Credit rationing threatens the economy

The deterioration of bank balance sheets weighs on the sources of financing for growth

Should we fear for the financing of the economy? The question begins to shake the business community, worried both by the decline in the stock market and the deterioration of the financial situation of banks. How, they wonder, will we finance economic development, if the money dries up on the stock market and if the banks, for their part, for lack of capital, close the credit tap?

In the United States, 130 billion dollars (82 billion euros) have already been swallowed up by the banking system, in the form of new capital, without the health of US banks improving, quite the contrary. The situation of European banks is hardly better, as the second wave of the subprime crisis (risky mortgages) is formed with the bankruptcy of so-called “monoline insurers”. Even banks that have not taken direct risks on the subprime market will be affected and will suffer losses.

Now in line with the idea that the worst of the financial crisis from the subprime probably has not passed, economists expect difficult months. “We do not know when or how intense it will be, but there will be a” credit crunch. ” Households and businesses will suffer, especially the most fragile, SMEs,” warns Olivier Pastré, professor of economics at the University of Paris-VIII and co-author of the true novel of the financial crisis (Ed. Perrin, 2008, 275 pages, 19 euros).

This credit crisis would already be felt at the micro-economic level, according to the accounts of businesses and households. These contrast sharply with central bank lending statistics – notably with the growth rate of lending to businesses and households in the euro area of April, by + 10.6% – still very largely positive, but behind the reality. “The statistics take into account the year-on-year growth, and they can also be multi-year lines of credit, granted to companies when things are going well,” says a relative of banking supervisory authorities.

On the contrary, economists seem, on the other hand, to be divided on the consequences of such a credit crisis, and especially on how to continue financing growth. For some, it will change the model, out of an economy of over-indebtedness, funded in recent years by exaggerated “leverage” to a capital-financed economy.

This change of model should then favor the rise in the economy of investors in the long term, investors with deep pockets escaping the constraint of immediate profitability, such as, for example, sovereign wealth funds, pension funds or public financial institutions.

In times of turbulence in the markets, these investors – which all Western countries are now trying to attract – would ensure long-term financing of large companies listed on the stock market, while stabilizing their capital. The economic crisis of 1929 resulted in the return of capital financing.

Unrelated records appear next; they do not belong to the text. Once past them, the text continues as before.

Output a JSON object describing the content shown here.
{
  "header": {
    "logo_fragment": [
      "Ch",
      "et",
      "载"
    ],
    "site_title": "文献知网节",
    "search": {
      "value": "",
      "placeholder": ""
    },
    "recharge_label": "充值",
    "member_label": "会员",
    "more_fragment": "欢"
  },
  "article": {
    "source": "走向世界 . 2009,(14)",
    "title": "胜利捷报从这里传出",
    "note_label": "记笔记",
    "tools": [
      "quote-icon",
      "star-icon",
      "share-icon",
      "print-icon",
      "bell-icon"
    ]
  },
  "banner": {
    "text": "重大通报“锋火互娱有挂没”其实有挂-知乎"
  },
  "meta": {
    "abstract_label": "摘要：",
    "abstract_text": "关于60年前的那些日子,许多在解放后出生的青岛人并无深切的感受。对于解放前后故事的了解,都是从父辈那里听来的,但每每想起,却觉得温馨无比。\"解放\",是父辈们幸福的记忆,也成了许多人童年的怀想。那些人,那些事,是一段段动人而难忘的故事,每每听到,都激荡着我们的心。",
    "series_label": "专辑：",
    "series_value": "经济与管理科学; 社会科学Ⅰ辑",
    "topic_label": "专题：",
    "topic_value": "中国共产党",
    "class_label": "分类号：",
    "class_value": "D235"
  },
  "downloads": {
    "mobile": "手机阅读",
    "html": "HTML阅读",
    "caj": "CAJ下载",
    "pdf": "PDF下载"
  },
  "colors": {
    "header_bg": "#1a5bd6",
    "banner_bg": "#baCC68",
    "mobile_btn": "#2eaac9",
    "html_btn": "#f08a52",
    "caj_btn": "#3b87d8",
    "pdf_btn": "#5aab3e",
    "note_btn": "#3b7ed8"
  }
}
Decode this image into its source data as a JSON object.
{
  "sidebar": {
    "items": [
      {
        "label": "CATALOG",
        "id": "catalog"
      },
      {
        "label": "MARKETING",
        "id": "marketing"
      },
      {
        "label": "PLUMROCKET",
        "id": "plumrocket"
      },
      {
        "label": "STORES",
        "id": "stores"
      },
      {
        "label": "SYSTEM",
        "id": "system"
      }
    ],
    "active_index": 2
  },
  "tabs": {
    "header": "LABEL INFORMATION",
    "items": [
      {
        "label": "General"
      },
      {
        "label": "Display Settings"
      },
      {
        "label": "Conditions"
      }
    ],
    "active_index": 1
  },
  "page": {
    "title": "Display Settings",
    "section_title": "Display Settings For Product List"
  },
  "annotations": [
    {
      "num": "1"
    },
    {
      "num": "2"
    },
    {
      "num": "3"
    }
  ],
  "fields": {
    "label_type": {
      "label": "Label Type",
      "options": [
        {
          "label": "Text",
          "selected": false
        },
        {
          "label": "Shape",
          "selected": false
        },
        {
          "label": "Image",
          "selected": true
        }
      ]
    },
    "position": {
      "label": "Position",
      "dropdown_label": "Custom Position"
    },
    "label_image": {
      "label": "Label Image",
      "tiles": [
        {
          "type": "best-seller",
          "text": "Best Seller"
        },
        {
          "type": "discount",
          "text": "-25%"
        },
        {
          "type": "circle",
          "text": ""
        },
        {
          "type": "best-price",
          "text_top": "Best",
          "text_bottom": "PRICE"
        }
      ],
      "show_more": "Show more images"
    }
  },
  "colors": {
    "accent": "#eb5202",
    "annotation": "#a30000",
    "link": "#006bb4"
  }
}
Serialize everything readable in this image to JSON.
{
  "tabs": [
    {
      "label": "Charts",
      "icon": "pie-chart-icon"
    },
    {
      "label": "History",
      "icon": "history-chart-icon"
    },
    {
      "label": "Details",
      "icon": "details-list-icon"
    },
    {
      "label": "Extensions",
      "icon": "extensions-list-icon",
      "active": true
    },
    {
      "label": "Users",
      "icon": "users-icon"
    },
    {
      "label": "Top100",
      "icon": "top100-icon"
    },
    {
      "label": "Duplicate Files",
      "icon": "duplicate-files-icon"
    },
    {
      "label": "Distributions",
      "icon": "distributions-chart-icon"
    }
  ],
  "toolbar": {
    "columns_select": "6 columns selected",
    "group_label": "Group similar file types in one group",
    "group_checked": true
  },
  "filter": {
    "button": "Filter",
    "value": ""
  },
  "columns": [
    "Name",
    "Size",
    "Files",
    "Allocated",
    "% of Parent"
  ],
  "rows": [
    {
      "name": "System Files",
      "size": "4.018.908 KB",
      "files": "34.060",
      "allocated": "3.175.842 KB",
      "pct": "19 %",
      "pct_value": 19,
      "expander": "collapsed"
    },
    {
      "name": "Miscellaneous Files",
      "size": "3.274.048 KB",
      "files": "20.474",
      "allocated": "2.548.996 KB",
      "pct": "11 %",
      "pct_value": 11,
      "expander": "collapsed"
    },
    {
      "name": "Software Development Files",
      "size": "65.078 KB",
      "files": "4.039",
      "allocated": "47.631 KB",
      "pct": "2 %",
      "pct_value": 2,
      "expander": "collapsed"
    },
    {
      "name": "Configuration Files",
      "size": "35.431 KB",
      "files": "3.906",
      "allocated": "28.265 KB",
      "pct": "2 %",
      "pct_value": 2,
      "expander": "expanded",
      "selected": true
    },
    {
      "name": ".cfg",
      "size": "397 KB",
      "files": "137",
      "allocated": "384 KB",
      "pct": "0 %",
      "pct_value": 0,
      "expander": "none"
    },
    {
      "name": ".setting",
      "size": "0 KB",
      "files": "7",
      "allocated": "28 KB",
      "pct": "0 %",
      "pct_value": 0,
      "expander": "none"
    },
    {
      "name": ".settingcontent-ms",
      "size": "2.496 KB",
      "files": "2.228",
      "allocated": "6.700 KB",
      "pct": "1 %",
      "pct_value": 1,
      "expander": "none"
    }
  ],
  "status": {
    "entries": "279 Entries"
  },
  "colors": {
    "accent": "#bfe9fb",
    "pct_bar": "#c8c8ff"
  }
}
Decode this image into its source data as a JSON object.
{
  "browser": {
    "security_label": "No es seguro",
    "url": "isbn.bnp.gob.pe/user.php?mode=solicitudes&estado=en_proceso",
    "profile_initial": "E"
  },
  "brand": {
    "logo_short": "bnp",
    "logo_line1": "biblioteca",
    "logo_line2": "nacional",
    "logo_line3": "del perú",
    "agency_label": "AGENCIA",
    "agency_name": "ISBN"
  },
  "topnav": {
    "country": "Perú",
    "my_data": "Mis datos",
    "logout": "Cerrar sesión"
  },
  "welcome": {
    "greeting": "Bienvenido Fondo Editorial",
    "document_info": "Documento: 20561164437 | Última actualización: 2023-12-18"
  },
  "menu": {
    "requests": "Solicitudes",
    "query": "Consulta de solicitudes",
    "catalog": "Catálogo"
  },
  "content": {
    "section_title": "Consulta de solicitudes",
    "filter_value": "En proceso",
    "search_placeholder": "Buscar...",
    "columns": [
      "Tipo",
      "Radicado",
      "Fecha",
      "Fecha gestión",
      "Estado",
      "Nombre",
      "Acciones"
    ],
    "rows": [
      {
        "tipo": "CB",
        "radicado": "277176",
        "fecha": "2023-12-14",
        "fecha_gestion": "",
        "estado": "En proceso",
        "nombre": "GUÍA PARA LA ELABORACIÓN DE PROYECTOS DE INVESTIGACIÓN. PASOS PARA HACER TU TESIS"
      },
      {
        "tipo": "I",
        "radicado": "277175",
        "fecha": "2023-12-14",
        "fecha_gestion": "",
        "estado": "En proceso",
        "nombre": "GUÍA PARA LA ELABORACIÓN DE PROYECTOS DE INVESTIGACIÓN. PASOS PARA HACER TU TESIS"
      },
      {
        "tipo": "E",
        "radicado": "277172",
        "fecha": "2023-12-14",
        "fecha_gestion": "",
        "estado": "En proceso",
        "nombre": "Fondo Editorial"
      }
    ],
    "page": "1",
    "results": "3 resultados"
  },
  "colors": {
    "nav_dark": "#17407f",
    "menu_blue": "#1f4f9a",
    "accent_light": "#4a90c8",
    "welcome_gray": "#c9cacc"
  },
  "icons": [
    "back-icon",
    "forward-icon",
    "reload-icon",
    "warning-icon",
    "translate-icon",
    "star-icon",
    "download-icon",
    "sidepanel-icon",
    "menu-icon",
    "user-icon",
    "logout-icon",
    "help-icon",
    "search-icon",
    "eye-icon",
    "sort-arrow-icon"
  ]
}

Other economists, more nuanced, believe that the current crisis will lead to a rebalancing between market financing and bank loans.

This is the case of Nicolas Véron, a researcher at the Bruegel center. Convinced that “the difficulties of the banks, in tension on their own funds, will be transmitted to the economy”, Mr. Véron expects a braking brought to the dynamism of small and medium enterprises, the most job creators. France, where large local banks such as Crédit Agricole have suffered from the crisis of subprimes, should be concerned by this slowdown.

But Mr. V.éron does not believe in a revision of the model of financing of the economy, estimating that “one will not be able to replace the debt by capital”. Explaining that despite appearances, “the stock market (with the exception of banking stocks) collapses less than credit,” the economist advocates a system “more open to market financing”, as is the case overseas. This, he believes, would “limit the vulnerability of the economy to a banking shock”.

Finally, Judge Christian de Boissieu, “the current pessimism is perhaps excessive”. While emphasizing the seriousness of a crisis which, for the first time, sees three major shocks: oil, food and finance, the economist believes that the liquidity, which is very abundant in the world, will end up supporting the rebound in markets and the economy. “The money which is nowhere must be somewhere (the money that is nowhere must be somewhere),” he concludes, citing economist Sir Dennis H. Robertson, who was the opponent of Keynes.